▸ **Work item**
Across the records below, how many lines contain the string "value"? Give the number by itself.

▸ **The data**
——

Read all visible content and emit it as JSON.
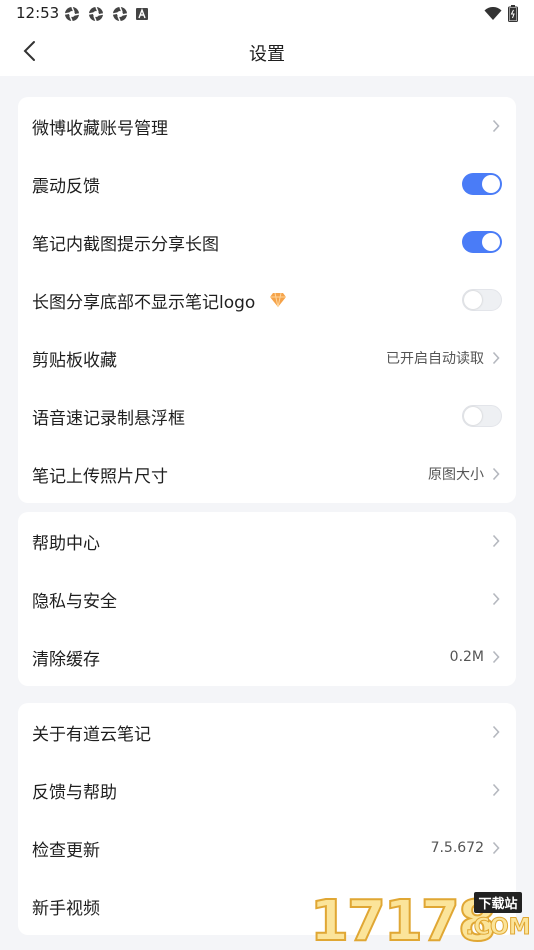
{
  "status_bar": {
    "time": "12:53",
    "icons": [
      "aperture-icon",
      "aperture-icon",
      "aperture-icon",
      "a-badge-icon"
    ],
    "right_icons": [
      "wifi-icon",
      "battery-icon"
    ]
  },
  "nav": {
    "title": "设置",
    "back_icon": "chevron-left-icon"
  },
  "groups": [
    {
      "rows": [
        {
          "label": "微博收藏账号管理",
          "type": "link"
        },
        {
          "label": "震动反馈",
          "type": "toggle",
          "on": true
        },
        {
          "label": "笔记内截图提示分享长图",
          "type": "toggle",
          "on": true
        },
        {
          "label": "长图分享底部不显示笔记logo",
          "type": "toggle",
          "on": false,
          "badge_icon": "vip-diamond-icon"
        },
        {
          "label": "剪贴板收藏",
          "type": "link",
          "value": "已开启自动读取"
        },
        {
          "label": "语音速记录制悬浮框",
          "type": "toggle",
          "on": false
        },
        {
          "label": "笔记上传照片尺寸",
          "type": "link",
          "value": "原图大小"
        }
      ]
    },
    {
      "rows": [
        {
          "label": "帮助中心",
          "type": "link"
        },
        {
          "label": "隐私与安全",
          "type": "link"
        },
        {
          "label": "清除缓存",
          "type": "link",
          "value": "0.2M"
        }
      ]
    },
    {
      "rows": [
        {
          "label": "关于有道云笔记",
          "type": "link"
        },
        {
          "label": "反馈与帮助",
          "type": "link"
        },
        {
          "label": "检查更新",
          "type": "link",
          "value": "7.5.672"
        },
        {
          "label": "新手视频",
          "type": "link"
        }
      ]
    }
  ],
  "watermark": {
    "digits": "17178",
    "tag": "下载站",
    "suffix": ".COM"
  },
  "colors": {
    "accent": "#4a7cf7",
    "background": "#f4f5f8",
    "card": "#ffffff",
    "badge": "#f5a34a"
  }
}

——

▸ **Task response**
4